The task
Give back the data below word for word. Any image in it should be left out.
***** Material for this exercise
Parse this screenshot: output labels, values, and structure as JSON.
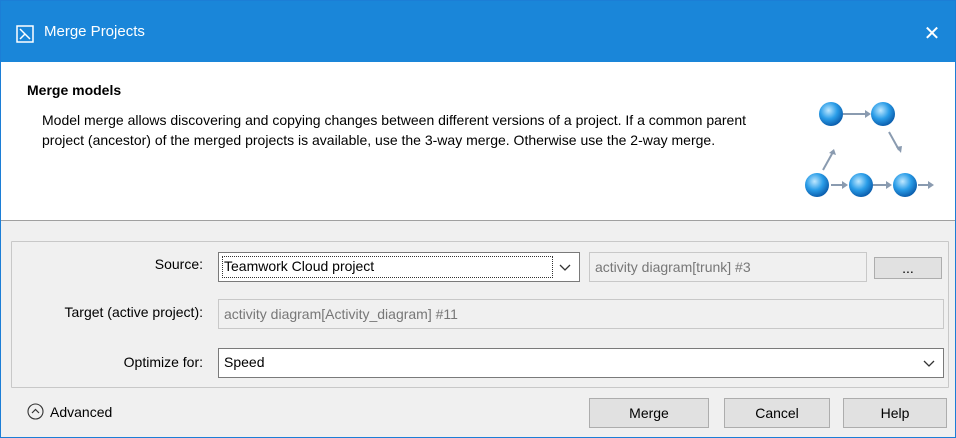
{
  "window": {
    "title": "Merge Projects",
    "close_glyph": "✕"
  },
  "header": {
    "heading": "Merge models",
    "description": "Model merge allows discovering and copying changes between different versions of a project. If a common parent project (ancestor) of the merged projects is available, use the 3-way merge. Otherwise use the 2-way merge.",
    "art_icon": "merge-flow-icon"
  },
  "form": {
    "source": {
      "label": "Source:",
      "type_value": "Teamwork Cloud project",
      "project_value": "activity diagram[trunk] #3",
      "browse_label": "..."
    },
    "target": {
      "label": "Target (active project):",
      "value": "activity diagram[Activity_diagram] #11"
    },
    "optimize": {
      "label": "Optimize for:",
      "value": "Speed"
    }
  },
  "footer": {
    "advanced_label": "Advanced",
    "merge_label": "Merge",
    "cancel_label": "Cancel",
    "help_label": "Help"
  },
  "colors": {
    "title_bar": "#1a86d9",
    "accent": "#1c7ed6"
  }
}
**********
Response to this task
Parse this screenshot: output labels, values, and structure as JSON.
{
  "window": {
    "title": "Merge Projects",
    "close_glyph": "✕"
  },
  "header": {
    "heading": "Merge models",
    "description": "Model merge allows discovering and copying changes between different versions of a project. If a common parent project (ancestor) of the merged projects is available, use the 3-way merge. Otherwise use the 2-way merge.",
    "art_icon": "merge-flow-icon"
  },
  "form": {
    "source": {
      "label": "Source:",
      "type_value": "Teamwork Cloud project",
      "project_value": "activity diagram[trunk] #3",
      "browse_label": "..."
    },
    "target": {
      "label": "Target (active project):",
      "value": "activity diagram[Activity_diagram] #11"
    },
    "optimize": {
      "label": "Optimize for:",
      "value": "Speed"
    }
  },
  "footer": {
    "advanced_label": "Advanced",
    "merge_label": "Merge",
    "cancel_label": "Cancel",
    "help_label": "Help"
  },
  "colors": {
    "title_bar": "#1a86d9",
    "accent": "#1c7ed6"
  }
}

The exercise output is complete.